PROBLEM -
Filter the entries down to the lines containing "アクティブ", and copy those lines.

PROVIDED DATA below:

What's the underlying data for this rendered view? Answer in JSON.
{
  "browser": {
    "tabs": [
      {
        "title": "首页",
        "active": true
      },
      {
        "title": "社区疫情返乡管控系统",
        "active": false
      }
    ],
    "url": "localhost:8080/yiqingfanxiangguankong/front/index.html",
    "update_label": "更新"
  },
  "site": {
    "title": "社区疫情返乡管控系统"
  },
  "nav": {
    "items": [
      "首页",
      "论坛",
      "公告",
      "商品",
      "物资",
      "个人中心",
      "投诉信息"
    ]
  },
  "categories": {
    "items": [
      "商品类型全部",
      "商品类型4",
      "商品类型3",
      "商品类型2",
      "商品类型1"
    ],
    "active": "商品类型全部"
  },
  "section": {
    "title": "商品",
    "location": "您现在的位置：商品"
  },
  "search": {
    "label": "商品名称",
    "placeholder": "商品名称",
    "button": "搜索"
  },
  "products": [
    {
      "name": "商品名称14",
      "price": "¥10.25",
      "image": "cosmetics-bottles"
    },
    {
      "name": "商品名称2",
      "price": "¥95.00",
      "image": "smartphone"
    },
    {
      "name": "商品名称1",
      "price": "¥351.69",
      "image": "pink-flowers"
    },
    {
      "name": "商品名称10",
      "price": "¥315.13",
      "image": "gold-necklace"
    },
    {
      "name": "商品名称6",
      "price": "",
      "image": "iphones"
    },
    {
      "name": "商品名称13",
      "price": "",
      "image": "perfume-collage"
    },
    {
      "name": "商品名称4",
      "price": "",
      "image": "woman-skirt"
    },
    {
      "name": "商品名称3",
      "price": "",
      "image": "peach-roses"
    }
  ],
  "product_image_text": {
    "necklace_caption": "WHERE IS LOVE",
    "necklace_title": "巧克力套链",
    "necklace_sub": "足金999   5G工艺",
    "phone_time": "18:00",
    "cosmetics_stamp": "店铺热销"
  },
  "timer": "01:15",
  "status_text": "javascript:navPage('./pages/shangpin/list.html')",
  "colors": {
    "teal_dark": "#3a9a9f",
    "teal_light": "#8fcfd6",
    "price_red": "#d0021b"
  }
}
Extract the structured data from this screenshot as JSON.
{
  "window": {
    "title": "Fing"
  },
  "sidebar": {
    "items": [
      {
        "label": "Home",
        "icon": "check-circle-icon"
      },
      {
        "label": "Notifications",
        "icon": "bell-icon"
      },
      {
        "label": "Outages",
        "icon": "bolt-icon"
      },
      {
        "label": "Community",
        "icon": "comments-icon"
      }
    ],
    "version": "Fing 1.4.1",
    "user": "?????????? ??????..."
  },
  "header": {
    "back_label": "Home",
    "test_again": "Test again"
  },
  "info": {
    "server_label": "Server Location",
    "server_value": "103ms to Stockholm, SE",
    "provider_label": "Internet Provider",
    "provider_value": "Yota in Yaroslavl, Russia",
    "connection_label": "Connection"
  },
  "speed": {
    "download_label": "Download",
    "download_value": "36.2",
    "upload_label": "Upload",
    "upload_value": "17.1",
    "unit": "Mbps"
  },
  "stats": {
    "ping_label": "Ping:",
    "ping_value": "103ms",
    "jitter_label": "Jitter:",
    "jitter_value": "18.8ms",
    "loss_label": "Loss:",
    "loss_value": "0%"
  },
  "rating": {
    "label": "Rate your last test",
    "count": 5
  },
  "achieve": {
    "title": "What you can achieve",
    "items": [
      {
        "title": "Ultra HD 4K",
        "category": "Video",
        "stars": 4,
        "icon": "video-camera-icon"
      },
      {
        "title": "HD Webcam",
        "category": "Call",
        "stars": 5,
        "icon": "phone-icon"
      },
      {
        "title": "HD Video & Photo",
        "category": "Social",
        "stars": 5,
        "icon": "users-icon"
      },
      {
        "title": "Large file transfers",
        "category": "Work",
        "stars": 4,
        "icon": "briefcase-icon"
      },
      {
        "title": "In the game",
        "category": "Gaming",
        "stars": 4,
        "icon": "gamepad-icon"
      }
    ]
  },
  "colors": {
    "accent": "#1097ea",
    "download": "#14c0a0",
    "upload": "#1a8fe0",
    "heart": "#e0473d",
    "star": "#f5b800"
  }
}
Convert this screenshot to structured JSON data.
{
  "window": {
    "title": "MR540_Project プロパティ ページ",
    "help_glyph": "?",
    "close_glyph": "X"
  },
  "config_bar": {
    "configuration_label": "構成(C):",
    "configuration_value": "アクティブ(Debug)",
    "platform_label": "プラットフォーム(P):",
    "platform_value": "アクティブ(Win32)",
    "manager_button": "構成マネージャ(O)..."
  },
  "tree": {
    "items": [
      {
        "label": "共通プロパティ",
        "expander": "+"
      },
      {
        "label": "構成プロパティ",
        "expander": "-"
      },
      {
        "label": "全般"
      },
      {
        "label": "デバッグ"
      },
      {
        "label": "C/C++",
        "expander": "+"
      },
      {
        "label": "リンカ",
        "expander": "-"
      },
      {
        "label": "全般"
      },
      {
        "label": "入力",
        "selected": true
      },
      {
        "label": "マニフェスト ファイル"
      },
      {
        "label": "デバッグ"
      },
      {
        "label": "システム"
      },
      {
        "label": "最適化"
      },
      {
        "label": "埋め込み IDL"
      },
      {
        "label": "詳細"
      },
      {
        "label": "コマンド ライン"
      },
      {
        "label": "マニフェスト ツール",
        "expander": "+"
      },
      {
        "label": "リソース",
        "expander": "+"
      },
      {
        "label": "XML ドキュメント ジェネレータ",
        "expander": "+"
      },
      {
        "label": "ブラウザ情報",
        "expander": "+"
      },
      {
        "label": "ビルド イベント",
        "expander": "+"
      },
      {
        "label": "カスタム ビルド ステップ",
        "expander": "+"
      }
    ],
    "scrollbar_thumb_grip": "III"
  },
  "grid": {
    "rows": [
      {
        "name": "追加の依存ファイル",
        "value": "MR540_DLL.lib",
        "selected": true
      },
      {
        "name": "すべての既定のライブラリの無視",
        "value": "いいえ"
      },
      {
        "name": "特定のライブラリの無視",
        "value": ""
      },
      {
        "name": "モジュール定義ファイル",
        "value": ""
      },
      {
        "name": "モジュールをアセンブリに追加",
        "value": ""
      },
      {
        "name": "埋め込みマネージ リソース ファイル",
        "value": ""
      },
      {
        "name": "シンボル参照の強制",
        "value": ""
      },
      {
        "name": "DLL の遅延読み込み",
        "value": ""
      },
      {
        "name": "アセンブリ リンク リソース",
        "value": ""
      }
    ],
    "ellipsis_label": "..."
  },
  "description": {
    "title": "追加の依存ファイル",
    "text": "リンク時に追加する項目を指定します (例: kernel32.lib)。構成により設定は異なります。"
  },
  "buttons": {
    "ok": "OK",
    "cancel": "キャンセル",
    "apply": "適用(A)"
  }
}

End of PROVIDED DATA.

WRITTEN REPLY -
    "configuration_value": "アクティブ(Debug)",
    "platform_value": "アクティブ(Win32)",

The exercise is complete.